= The problem =
Every line containing the string "using" should be returned from the records.
== Information provided
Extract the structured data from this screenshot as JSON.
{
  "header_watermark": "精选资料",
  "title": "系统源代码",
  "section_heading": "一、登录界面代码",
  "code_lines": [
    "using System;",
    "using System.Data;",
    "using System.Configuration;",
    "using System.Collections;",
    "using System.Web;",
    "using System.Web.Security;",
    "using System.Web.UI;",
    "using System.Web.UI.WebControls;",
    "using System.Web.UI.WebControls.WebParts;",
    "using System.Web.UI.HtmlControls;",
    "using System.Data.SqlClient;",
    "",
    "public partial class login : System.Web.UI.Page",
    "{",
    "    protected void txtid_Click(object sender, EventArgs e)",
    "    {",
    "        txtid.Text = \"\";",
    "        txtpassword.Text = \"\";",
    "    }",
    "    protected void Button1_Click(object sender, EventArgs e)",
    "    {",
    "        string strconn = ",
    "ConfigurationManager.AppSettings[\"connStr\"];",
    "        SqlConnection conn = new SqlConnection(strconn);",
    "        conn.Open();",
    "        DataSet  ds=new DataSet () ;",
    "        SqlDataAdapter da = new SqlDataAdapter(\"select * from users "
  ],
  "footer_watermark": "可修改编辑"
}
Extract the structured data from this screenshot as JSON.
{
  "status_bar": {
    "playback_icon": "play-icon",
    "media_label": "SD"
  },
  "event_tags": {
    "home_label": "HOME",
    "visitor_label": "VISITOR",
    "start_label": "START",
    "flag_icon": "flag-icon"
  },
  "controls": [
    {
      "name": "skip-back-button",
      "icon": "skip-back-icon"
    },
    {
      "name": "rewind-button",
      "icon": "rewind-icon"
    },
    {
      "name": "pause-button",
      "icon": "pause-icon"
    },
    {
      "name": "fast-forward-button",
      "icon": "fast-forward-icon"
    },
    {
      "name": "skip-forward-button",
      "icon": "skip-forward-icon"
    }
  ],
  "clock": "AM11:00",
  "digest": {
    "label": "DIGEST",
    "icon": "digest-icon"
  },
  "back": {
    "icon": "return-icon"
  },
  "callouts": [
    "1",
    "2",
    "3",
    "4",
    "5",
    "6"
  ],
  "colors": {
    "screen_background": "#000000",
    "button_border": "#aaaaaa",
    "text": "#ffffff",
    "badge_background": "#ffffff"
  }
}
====
= Completed exercise =
    "using System;",
    "using System.Data;",
    "using System.Configuration;",
    "using System.Collections;",
    "using System.Web;",
    "using System.Web.Security;",
    "using System.Web.UI;",
    "using System.Web.UI.WebControls;",
    "using System.Web.UI.WebControls.WebParts;",
    "using System.Web.UI.HtmlControls;",
    "using System.Data.SqlClient;",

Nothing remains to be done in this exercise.